> **Brief**: Which of the lines below hold the word "good"? Pull each of them out.

> **Records provided**:
****************************************

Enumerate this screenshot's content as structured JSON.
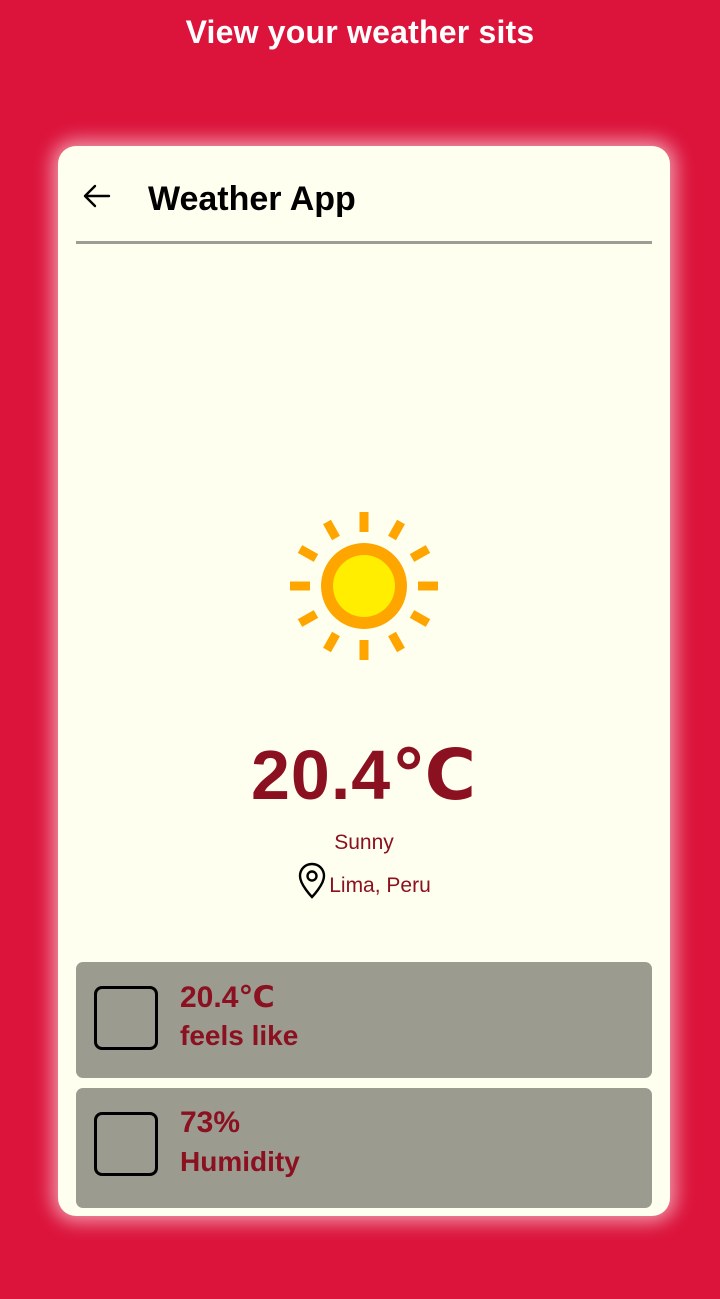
{
  "page": {
    "heading": "View your weather sits"
  },
  "app_bar": {
    "title": "Weather App",
    "back_icon": "arrow-left-icon"
  },
  "weather": {
    "icon": "sun-icon",
    "temperature": "20.4℃",
    "condition": "Sunny",
    "location_icon": "map-pin-icon",
    "location": "Lima, Peru"
  },
  "details": [
    {
      "value": "20.4℃",
      "label": "feels like"
    },
    {
      "value": "73%",
      "label": "Humidity"
    }
  ],
  "colors": {
    "background": "#dc143c",
    "card": "#fffff0",
    "accent_text": "#8b1020",
    "detail_card": "#9b9b90",
    "sun_outer": "#ffa500",
    "sun_inner": "#ffee00"
  }
}
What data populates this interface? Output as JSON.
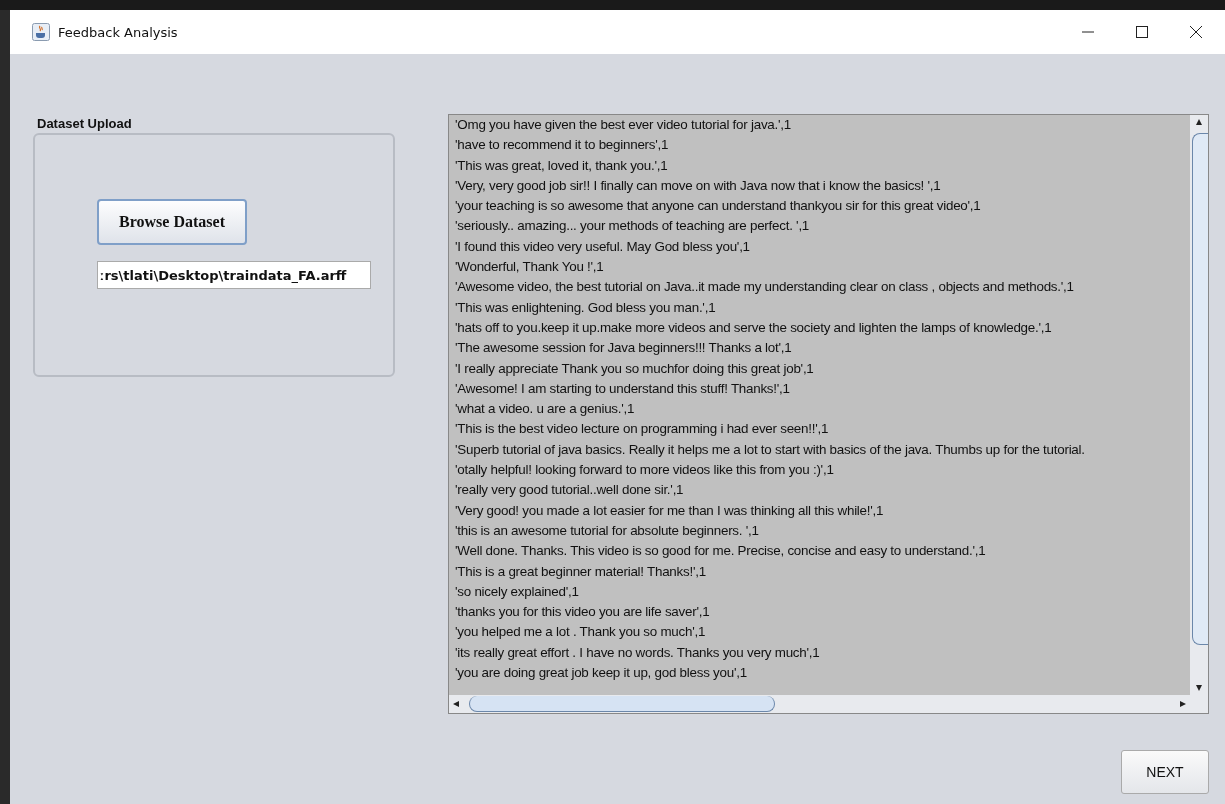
{
  "window": {
    "title": "Feedback Analysis"
  },
  "upload": {
    "title": "Dataset Upload",
    "browse_button": "Browse Dataset",
    "path": "ːrs\\tlati\\Desktop\\traindata_FA.arff"
  },
  "output": {
    "lines": [
      "'Omg you have given the best ever video tutorial for java.',1",
      "'have to recommend it to beginners',1",
      "'This was great, loved it, thank you.',1",
      "'Very, very good job sir!! I finally can move on with Java now that i know the basics! ',1",
      "'your teaching is so awesome that anyone can understand thankyou sir for this great video',1",
      "'seriously.. amazing... your methods of teaching are perfect. ',1",
      "'I found this video very useful. May God bless you',1",
      "'Wonderful, Thank You !',1",
      "'Awesome video, the best tutorial on Java..it made my understanding clear on class , objects and methods.',1",
      "'This was enlightening. God bless you man.',1",
      "'hats off to you.keep it up.make more videos and serve the society and lighten the lamps of knowledge.',1",
      "'The awesome session for Java beginners!!! Thanks a lot',1",
      "'I really appreciate Thank you so muchfor doing this great job',1",
      "'Awesome! I am starting to understand this stuff! Thanks!',1",
      "'what a video. u are a genius.',1",
      "'This is the best video lecture on programming i had ever seen!!',1",
      "'Superb tutorial of java basics. Really it helps me a lot to start with basics of the java. Thumbs up for the tutorial.",
      "'otally helpful! looking forward to more videos like this from you :)',1",
      "'really very good tutorial..well done sir.',1",
      "'Very good! you made a lot easier for me than I was thinking all this while!',1",
      "'this is an awesome tutorial for absolute beginners. ',1",
      "'Well done. Thanks. This video is so good for me. Precise, concise and easy to understand.',1",
      "'This is a great beginner material! Thanks!',1",
      "'so nicely explained',1",
      "'thanks you for this video you are life saver',1",
      "'you helped me a lot . Thank you so much',1",
      "'its really great effort . I have no words. Thanks you very much',1",
      "'you are doing great job keep it up, god bless you',1"
    ]
  },
  "next_button": "NEXT"
}
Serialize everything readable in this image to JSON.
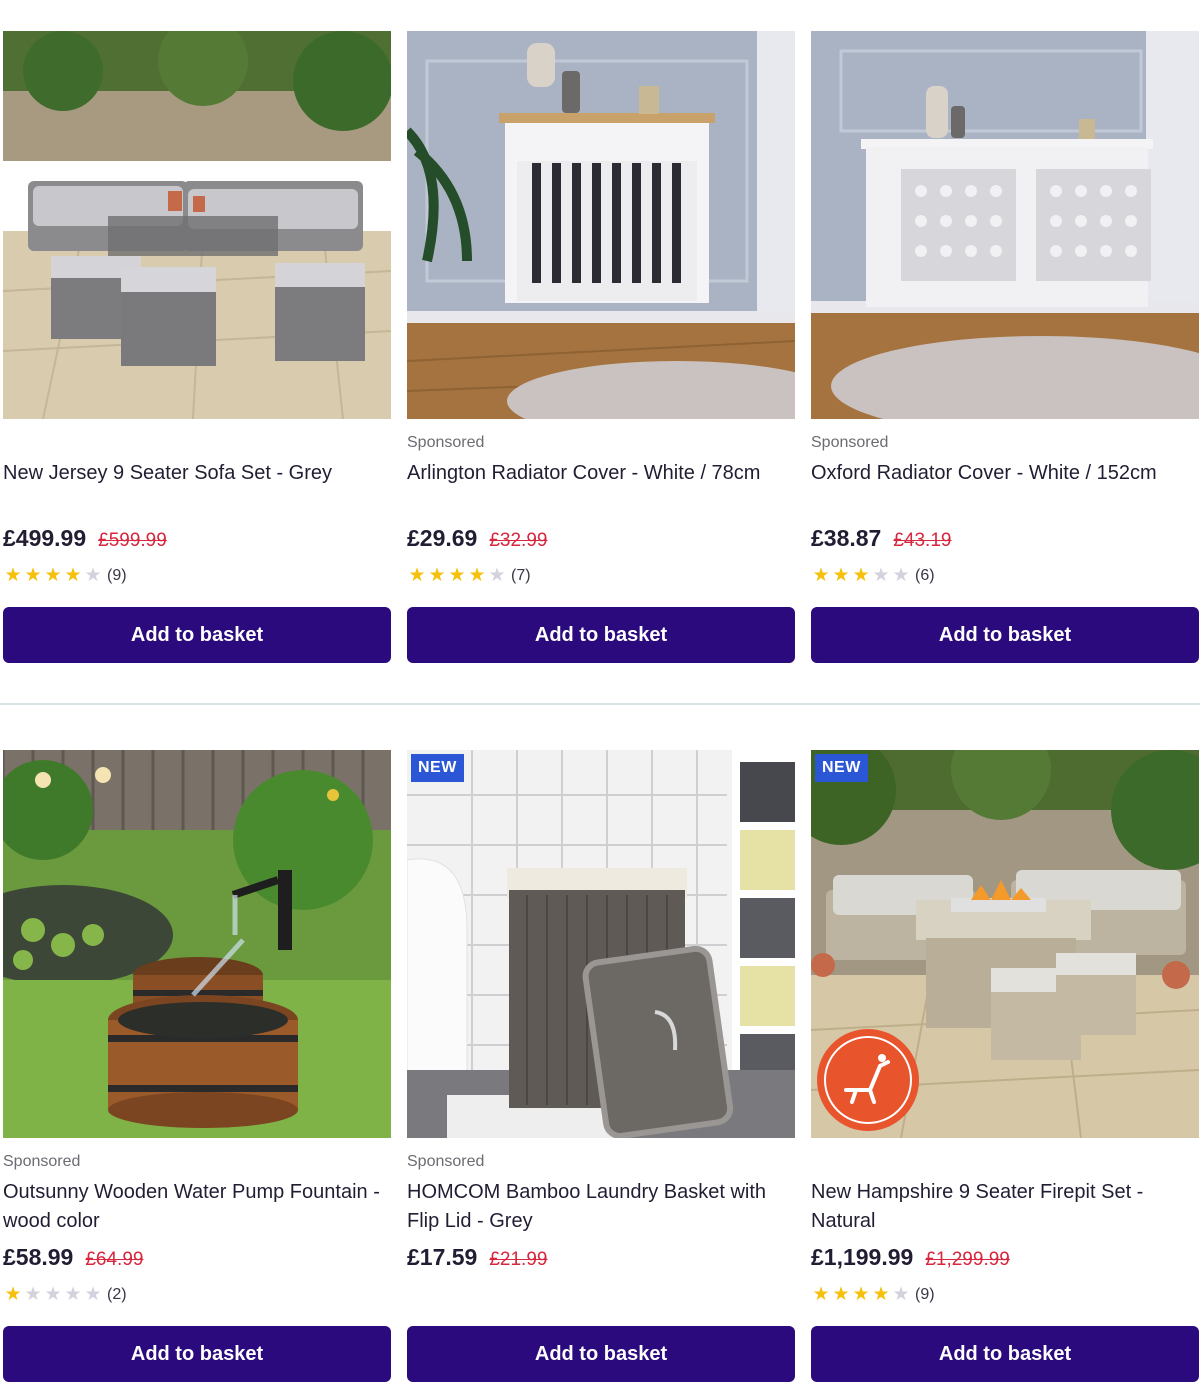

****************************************

> **Response to this task**:
      "'Very, very good job sir!! I finally can move on with Java now that i know the basics! ',1",
      "'really very good tutorial..well done sir.',1",
      "'Very good! you made a lot easier for me than I was thinking all this while!',1",
      "'Well done. Thanks. This video is so good for me. Precise, concise and easy to understand.',1",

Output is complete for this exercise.